Look through the lines below and extract any with the word "realyingrhatha".

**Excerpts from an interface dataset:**
%%

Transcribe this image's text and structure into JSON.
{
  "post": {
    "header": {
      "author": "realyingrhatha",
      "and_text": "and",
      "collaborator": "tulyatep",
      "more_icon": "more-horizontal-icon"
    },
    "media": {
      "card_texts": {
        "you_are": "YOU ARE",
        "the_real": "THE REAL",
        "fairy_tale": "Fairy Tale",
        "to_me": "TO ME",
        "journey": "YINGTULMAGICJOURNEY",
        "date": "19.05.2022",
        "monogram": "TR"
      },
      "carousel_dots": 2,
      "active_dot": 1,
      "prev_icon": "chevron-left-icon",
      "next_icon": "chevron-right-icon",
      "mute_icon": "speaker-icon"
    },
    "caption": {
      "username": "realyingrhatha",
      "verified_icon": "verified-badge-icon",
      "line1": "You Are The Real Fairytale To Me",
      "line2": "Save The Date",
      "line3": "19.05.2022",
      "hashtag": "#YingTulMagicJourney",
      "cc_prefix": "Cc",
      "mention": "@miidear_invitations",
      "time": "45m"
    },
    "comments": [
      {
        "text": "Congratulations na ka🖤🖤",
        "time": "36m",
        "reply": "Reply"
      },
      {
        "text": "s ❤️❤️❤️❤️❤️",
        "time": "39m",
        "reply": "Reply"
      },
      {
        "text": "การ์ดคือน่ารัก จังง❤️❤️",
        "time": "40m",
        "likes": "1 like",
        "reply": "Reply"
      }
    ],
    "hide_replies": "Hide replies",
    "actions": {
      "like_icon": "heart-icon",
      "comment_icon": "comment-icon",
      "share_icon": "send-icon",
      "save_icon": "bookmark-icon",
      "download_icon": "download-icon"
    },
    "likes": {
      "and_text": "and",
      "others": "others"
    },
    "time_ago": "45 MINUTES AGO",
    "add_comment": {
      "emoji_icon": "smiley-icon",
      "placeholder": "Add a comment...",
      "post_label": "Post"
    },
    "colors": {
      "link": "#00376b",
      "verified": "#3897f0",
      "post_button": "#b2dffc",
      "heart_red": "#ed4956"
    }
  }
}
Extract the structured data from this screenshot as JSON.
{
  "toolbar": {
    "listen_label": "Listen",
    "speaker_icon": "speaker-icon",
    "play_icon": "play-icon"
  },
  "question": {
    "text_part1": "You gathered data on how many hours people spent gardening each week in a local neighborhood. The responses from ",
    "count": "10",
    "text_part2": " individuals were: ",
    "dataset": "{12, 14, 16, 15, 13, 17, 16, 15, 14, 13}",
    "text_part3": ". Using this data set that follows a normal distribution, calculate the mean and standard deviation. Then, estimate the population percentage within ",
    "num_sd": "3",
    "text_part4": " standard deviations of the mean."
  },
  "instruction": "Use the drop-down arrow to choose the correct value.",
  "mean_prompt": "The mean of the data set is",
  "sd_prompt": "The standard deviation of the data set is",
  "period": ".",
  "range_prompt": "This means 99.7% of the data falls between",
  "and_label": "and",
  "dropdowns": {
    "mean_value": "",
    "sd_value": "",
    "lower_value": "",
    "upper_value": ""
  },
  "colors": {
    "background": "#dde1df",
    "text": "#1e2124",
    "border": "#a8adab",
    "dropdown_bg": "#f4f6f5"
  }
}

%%

**SOLUTION TO THIS TASK:**
      "author": "realyingrhatha",
      "username": "realyingrhatha",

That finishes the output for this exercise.